In the case law on free movement, the court regularly pronounces on the legality of laws in the context of corporate governance, worker protection and tax avoidance. In the context of freedom of establishment, the case law has evolved to the point where cross-state differences in laws affecting the business enterprise are seen as potential obstacles to free movement. The court then applies a strict proportionality test, which puts an onus on member states to defend the aims of national measures and the means used to achieve them. As a result, economic integration has acquired an inherently deregulatory bias. This is far removed from the original conception of the internal market as an opportunity for the levelling up of social standards and for policy experimentation and learning. We argue that a focus on regulatory competition as the inevitable by-product of free movement law is needed to better understand these issues.
Kenneth A. Armstrong

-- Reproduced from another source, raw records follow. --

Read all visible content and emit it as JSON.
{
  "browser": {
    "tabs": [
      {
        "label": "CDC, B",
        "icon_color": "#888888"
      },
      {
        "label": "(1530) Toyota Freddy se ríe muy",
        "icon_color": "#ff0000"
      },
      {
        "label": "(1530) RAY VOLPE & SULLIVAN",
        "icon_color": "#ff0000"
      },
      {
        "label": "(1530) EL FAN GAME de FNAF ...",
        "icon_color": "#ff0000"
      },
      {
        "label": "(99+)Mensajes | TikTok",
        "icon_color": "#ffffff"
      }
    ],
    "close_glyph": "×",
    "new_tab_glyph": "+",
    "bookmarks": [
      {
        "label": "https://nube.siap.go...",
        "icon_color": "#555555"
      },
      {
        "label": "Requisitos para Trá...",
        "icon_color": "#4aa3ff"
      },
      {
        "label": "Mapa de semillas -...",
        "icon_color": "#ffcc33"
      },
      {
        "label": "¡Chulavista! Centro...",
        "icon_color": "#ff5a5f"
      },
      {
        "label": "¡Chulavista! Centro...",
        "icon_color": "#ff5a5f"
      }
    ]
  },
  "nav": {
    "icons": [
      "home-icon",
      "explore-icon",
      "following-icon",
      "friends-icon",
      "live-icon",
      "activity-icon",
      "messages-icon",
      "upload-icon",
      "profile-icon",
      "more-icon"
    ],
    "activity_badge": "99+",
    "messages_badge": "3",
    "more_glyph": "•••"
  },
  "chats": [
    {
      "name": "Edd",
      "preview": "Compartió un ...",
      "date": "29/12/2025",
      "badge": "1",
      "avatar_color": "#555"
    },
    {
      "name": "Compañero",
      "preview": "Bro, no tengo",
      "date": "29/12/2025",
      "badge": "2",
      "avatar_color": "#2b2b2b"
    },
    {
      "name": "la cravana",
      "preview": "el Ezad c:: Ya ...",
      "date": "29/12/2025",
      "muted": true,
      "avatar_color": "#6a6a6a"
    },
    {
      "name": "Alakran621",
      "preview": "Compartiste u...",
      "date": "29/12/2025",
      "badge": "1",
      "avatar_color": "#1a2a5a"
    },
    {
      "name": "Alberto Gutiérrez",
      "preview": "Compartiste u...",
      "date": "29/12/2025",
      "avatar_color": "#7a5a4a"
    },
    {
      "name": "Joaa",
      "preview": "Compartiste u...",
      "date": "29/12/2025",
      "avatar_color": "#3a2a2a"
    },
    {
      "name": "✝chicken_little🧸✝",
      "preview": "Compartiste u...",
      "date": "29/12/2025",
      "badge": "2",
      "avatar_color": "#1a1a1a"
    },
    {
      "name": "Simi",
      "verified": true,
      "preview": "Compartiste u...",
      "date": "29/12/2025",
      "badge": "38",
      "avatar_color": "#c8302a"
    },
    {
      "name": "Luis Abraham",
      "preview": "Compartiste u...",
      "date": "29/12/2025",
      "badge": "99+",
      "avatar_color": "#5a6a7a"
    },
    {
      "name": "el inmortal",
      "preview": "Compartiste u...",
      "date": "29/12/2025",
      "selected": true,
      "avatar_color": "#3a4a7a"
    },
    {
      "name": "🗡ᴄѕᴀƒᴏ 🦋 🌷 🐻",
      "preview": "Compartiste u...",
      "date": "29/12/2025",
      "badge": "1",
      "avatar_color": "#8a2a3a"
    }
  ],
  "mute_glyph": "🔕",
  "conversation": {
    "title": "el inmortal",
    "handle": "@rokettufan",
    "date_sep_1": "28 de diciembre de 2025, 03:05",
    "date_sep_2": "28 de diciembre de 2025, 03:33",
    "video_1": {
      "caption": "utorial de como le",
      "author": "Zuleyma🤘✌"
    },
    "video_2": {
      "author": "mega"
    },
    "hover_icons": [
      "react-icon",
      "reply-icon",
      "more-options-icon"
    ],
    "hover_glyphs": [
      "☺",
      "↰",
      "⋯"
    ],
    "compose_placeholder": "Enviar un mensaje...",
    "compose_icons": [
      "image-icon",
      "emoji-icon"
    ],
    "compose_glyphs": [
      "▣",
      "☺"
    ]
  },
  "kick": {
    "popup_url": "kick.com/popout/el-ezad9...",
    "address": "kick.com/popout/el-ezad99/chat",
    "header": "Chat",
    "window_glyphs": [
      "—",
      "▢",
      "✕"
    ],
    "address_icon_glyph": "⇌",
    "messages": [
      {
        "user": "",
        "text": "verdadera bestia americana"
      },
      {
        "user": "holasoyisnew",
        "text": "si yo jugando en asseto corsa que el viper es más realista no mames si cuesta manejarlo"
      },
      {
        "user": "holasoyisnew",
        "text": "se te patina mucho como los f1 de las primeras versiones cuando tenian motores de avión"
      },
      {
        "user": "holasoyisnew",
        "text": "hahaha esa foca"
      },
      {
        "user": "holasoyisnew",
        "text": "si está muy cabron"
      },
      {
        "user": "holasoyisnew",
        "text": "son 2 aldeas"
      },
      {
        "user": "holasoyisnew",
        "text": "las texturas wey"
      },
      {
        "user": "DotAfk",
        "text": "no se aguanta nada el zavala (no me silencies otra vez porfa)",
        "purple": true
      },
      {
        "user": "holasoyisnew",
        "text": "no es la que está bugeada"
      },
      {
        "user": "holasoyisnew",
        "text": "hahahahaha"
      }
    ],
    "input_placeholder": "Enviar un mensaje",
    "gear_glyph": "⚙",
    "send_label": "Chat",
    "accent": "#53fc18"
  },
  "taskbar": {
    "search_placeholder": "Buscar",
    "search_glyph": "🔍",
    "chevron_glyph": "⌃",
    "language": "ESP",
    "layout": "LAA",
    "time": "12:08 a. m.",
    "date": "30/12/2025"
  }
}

The free movement of goods holds an important place in the EU law canon. The evolution of the case law of the European Court of Justice on the scope of application of the Treaty provisions—particularly the prohibition on quantitative restrictions on imports and measures having equivalent effect—provides the traditional focal point for scholarly attention. Yet this privileging of European judicial governance can detract from the other institutional locations—legislative and administrative, international and transnational—where norms are promulgated or elaborated or applied. More worryingly, it can pay insufficient attention to the nature of goods themselves and issues that may pertain to their movement. The aim of this chapter is to contextualize the iconic case law of the Court of Justice within this wider governance framework and to foreground the regulation of alcohol, tobacco, and chemicals as particular examples of goods.